### Record set
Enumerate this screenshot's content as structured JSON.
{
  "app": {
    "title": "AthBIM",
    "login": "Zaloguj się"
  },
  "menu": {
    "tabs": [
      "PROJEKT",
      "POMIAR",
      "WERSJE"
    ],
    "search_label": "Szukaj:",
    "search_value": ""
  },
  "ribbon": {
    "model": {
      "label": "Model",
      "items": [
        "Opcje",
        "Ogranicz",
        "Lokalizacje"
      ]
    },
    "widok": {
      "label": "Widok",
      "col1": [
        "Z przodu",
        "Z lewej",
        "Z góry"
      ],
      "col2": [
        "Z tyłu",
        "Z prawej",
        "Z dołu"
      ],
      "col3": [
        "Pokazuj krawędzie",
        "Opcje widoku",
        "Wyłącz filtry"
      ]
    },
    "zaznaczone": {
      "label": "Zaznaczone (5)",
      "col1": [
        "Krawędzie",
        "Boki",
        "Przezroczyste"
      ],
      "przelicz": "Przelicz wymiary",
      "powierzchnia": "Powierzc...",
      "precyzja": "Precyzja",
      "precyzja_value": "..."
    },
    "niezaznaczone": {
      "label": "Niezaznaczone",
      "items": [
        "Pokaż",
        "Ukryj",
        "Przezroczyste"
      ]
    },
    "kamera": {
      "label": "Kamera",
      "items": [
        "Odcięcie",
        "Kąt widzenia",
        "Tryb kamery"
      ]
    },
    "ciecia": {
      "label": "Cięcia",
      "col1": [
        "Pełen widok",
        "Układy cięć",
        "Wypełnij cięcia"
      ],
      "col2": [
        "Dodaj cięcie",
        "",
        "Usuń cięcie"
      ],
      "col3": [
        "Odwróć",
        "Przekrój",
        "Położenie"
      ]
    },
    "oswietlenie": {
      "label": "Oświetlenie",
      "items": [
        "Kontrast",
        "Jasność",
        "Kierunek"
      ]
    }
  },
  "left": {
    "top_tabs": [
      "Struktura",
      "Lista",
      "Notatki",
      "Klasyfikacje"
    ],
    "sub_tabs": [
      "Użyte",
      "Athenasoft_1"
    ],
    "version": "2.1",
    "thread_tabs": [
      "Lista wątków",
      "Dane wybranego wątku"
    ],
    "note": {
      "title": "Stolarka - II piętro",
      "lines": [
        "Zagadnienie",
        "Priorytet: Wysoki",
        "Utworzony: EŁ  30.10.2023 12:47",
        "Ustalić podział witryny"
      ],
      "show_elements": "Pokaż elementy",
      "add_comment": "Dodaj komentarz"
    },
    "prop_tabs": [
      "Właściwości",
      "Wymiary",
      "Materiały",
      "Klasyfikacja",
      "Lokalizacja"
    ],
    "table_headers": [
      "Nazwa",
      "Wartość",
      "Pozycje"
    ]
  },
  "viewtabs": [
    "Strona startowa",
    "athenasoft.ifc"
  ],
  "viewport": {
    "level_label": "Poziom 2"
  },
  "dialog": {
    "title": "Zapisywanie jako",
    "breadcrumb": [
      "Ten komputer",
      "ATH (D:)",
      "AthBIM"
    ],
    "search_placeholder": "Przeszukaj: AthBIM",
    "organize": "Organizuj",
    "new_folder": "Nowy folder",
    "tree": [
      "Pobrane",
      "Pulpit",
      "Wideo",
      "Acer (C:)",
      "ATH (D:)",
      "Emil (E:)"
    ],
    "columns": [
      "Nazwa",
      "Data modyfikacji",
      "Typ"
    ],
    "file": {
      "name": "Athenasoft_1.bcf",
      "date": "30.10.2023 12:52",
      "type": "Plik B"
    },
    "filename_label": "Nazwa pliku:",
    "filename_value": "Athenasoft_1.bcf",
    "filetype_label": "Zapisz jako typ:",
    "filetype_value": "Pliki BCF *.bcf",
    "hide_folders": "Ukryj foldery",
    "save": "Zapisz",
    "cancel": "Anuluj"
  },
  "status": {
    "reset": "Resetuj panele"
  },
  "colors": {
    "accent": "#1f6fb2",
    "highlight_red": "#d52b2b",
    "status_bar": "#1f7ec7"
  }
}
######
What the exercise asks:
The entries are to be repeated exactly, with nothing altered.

Answer for this exercise:
Enumerate this screenshot's content as structured JSON.
{
  "app": {
    "title": "AthBIM",
    "login": "Zaloguj się"
  },
  "menu": {
    "tabs": [
      "PROJEKT",
      "POMIAR",
      "WERSJE"
    ],
    "search_label": "Szukaj:",
    "search_value": ""
  },
  "ribbon": {
    "model": {
      "label": "Model",
      "items": [
        "Opcje",
        "Ogranicz",
        "Lokalizacje"
      ]
    },
    "widok": {
      "label": "Widok",
      "col1": [
        "Z przodu",
        "Z lewej",
        "Z góry"
      ],
      "col2": [
        "Z tyłu",
        "Z prawej",
        "Z dołu"
      ],
      "col3": [
        "Pokazuj krawędzie",
        "Opcje widoku",
        "Wyłącz filtry"
      ]
    },
    "zaznaczone": {
      "label": "Zaznaczone (5)",
      "col1": [
        "Krawędzie",
        "Boki",
        "Przezroczyste"
      ],
      "przelicz": "Przelicz wymiary",
      "powierzchnia": "Powierzc...",
      "precyzja": "Precyzja",
      "precyzja_value": "..."
    },
    "niezaznaczone": {
      "label": "Niezaznaczone",
      "items": [
        "Pokaż",
        "Ukryj",
        "Przezroczyste"
      ]
    },
    "kamera": {
      "label": "Kamera",
      "items": [
        "Odcięcie",
        "Kąt widzenia",
        "Tryb kamery"
      ]
    },
    "ciecia": {
      "label": "Cięcia",
      "col1": [
        "Pełen widok",
        "Układy cięć",
        "Wypełnij cięcia"
      ],
      "col2": [
        "Dodaj cięcie",
        "",
        "Usuń cięcie"
      ],
      "col3": [
        "Odwróć",
        "Przekrój",
        "Położenie"
      ]
    },
    "oswietlenie": {
      "label": "Oświetlenie",
      "items": [
        "Kontrast",
        "Jasność",
        "Kierunek"
      ]
    }
  },
  "left": {
    "top_tabs": [
      "Struktura",
      "Lista",
      "Notatki",
      "Klasyfikacje"
    ],
    "sub_tabs": [
      "Użyte",
      "Athenasoft_1"
    ],
    "version": "2.1",
    "thread_tabs": [
      "Lista wątków",
      "Dane wybranego wątku"
    ],
    "note": {
      "title": "Stolarka - II piętro",
      "lines": [
        "Zagadnienie",
        "Priorytet: Wysoki",
        "Utworzony: EŁ  30.10.2023 12:47",
        "Ustalić podział witryny"
      ],
      "show_elements": "Pokaż elementy",
      "add_comment": "Dodaj komentarz"
    },
    "prop_tabs": [
      "Właściwości",
      "Wymiary",
      "Materiały",
      "Klasyfikacja",
      "Lokalizacja"
    ],
    "table_headers": [
      "Nazwa",
      "Wartość",
      "Pozycje"
    ]
  },
  "viewtabs": [
    "Strona startowa",
    "athenasoft.ifc"
  ],
  "viewport": {
    "level_label": "Poziom 2"
  },
  "dialog": {
    "title": "Zapisywanie jako",
    "breadcrumb": [
      "Ten komputer",
      "ATH (D:)",
      "AthBIM"
    ],
    "search_placeholder": "Przeszukaj: AthBIM",
    "organize": "Organizuj",
    "new_folder": "Nowy folder",
    "tree": [
      "Pobrane",
      "Pulpit",
      "Wideo",
      "Acer (C:)",
      "ATH (D:)",
      "Emil (E:)"
    ],
    "columns": [
      "Nazwa",
      "Data modyfikacji",
      "Typ"
    ],
    "file": {
      "name": "Athenasoft_1.bcf",
      "date": "30.10.2023 12:52",
      "type": "Plik B"
    },
    "filename_label": "Nazwa pliku:",
    "filename_value": "Athenasoft_1.bcf",
    "filetype_label": "Zapisz jako typ:",
    "filetype_value": "Pliki BCF *.bcf",
    "hide_folders": "Ukryj foldery",
    "save": "Zapisz",
    "cancel": "Anuluj"
  },
  "status": {
    "reset": "Resetuj panele"
  },
  "colors": {
    "accent": "#1f6fb2",
    "highlight_red": "#d52b2b",
    "status_bar": "#1f7ec7"
  }
}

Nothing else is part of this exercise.